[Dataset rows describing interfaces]
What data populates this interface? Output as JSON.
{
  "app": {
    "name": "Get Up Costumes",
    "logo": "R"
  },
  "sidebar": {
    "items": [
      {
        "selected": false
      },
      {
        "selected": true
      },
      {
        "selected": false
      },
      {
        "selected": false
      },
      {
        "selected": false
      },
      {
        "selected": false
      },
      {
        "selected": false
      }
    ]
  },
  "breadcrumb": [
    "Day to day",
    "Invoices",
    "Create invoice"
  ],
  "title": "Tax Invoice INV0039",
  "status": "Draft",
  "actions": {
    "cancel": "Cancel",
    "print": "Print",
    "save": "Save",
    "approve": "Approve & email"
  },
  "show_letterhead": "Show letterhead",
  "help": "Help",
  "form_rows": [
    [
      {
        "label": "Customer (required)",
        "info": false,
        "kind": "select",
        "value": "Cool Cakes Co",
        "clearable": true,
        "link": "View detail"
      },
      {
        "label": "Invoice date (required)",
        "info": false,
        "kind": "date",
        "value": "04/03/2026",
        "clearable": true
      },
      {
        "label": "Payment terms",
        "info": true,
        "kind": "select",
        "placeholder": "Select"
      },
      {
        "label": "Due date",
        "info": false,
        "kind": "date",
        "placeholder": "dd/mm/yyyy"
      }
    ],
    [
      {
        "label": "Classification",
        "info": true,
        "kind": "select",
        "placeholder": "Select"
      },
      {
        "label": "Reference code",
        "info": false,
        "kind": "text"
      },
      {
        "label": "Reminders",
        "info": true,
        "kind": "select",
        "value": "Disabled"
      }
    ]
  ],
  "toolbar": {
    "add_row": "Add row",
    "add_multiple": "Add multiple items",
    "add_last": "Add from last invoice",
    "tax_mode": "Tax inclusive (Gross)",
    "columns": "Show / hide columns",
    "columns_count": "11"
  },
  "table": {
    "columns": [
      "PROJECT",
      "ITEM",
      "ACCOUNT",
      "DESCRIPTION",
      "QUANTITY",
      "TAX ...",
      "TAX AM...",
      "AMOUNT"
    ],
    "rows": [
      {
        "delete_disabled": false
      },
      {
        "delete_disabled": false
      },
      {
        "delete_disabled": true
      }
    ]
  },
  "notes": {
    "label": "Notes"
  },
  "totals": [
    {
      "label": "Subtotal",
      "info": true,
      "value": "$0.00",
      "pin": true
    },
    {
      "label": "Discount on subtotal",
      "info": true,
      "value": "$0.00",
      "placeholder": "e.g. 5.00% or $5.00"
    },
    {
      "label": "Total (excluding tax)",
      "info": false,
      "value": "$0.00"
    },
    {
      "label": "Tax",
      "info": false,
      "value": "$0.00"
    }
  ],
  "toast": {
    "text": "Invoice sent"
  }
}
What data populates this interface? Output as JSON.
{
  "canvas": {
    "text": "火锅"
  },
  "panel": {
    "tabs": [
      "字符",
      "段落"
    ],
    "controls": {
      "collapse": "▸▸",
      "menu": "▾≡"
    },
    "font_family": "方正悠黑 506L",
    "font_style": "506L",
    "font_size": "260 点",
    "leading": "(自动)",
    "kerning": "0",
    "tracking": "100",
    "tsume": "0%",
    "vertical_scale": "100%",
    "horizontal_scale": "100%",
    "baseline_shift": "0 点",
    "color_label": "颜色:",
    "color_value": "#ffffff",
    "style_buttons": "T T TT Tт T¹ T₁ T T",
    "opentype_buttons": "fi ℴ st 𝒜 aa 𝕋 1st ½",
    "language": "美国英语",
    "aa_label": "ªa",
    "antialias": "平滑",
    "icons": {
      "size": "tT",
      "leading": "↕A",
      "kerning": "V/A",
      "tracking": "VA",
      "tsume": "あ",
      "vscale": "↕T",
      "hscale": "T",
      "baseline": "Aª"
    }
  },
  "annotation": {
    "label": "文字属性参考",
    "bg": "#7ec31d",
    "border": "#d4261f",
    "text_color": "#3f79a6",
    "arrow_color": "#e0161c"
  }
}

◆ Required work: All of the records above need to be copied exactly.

◆ Reply to the exercise:
What data populates this interface? Output as JSON.
{
  "app": {
    "name": "Get Up Costumes",
    "logo": "R"
  },
  "sidebar": {
    "items": [
      {
        "selected": false
      },
      {
        "selected": true
      },
      {
        "selected": false
      },
      {
        "selected": false
      },
      {
        "selected": false
      },
      {
        "selected": false
      },
      {
        "selected": false
      }
    ]
  },
  "breadcrumb": [
    "Day to day",
    "Invoices",
    "Create invoice"
  ],
  "title": "Tax Invoice INV0039",
  "status": "Draft",
  "actions": {
    "cancel": "Cancel",
    "print": "Print",
    "save": "Save",
    "approve": "Approve & email"
  },
  "show_letterhead": "Show letterhead",
  "help": "Help",
  "form_rows": [
    [
      {
        "label": "Customer (required)",
        "info": false,
        "kind": "select",
        "value": "Cool Cakes Co",
        "clearable": true,
        "link": "View detail"
      },
      {
        "label": "Invoice date (required)",
        "info": false,
        "kind": "date",
        "value": "04/03/2026",
        "clearable": true
      },
      {
        "label": "Payment terms",
        "info": true,
        "kind": "select",
        "placeholder": "Select"
      },
      {
        "label": "Due date",
        "info": false,
        "kind": "date",
        "placeholder": "dd/mm/yyyy"
      }
    ],
    [
      {
        "label": "Classification",
        "info": true,
        "kind": "select",
        "placeholder": "Select"
      },
      {
        "label": "Reference code",
        "info": false,
        "kind": "text"
      },
      {
        "label": "Reminders",
        "info": true,
        "kind": "select",
        "value": "Disabled"
      }
    ]
  ],
  "toolbar": {
    "add_row": "Add row",
    "add_multiple": "Add multiple items",
    "add_last": "Add from last invoice",
    "tax_mode": "Tax inclusive (Gross)",
    "columns": "Show / hide columns",
    "columns_count": "11"
  },
  "table": {
    "columns": [
      "PROJECT",
      "ITEM",
      "ACCOUNT",
      "DESCRIPTION",
      "QUANTITY",
      "TAX ...",
      "TAX AM...",
      "AMOUNT"
    ],
    "rows": [
      {
        "delete_disabled": false
      },
      {
        "delete_disabled": false
      },
      {
        "delete_disabled": true
      }
    ]
  },
  "notes": {
    "label": "Notes"
  },
  "totals": [
    {
      "label": "Subtotal",
      "info": true,
      "value": "$0.00",
      "pin": true
    },
    {
      "label": "Discount on subtotal",
      "info": true,
      "value": "$0.00",
      "placeholder": "e.g. 5.00% or $5.00"
    },
    {
      "label": "Total (excluding tax)",
      "info": false,
      "value": "$0.00"
    },
    {
      "label": "Tax",
      "info": false,
      "value": "$0.00"
    }
  ],
  "toast": {
    "text": "Invoice sent"
  }
}
What data populates this interface? Output as JSON.
{
  "canvas": {
    "text": "火锅"
  },
  "panel": {
    "tabs": [
      "字符",
      "段落"
    ],
    "controls": {
      "collapse": "▸▸",
      "menu": "▾≡"
    },
    "font_family": "方正悠黑 506L",
    "font_style": "506L",
    "font_size": "260 点",
    "leading": "(自动)",
    "kerning": "0",
    "tracking": "100",
    "tsume": "0%",
    "vertical_scale": "100%",
    "horizontal_scale": "100%",
    "baseline_shift": "0 点",
    "color_label": "颜色:",
    "color_value": "#ffffff",
    "style_buttons": "T T TT Tт T¹ T₁ T T",
    "opentype_buttons": "fi ℴ st 𝒜 aa 𝕋 1st ½",
    "language": "美国英语",
    "aa_label": "ªa",
    "antialias": "平滑",
    "icons": {
      "size": "tT",
      "leading": "↕A",
      "kerning": "V/A",
      "tracking": "VA",
      "tsume": "あ",
      "vscale": "↕T",
      "hscale": "T",
      "baseline": "Aª"
    }
  },
  "annotation": {
    "label": "文字属性参考",
    "bg": "#7ec31d",
    "border": "#d4261f",
    "text_color": "#3f79a6",
    "arrow_color": "#e0161c"
  }
}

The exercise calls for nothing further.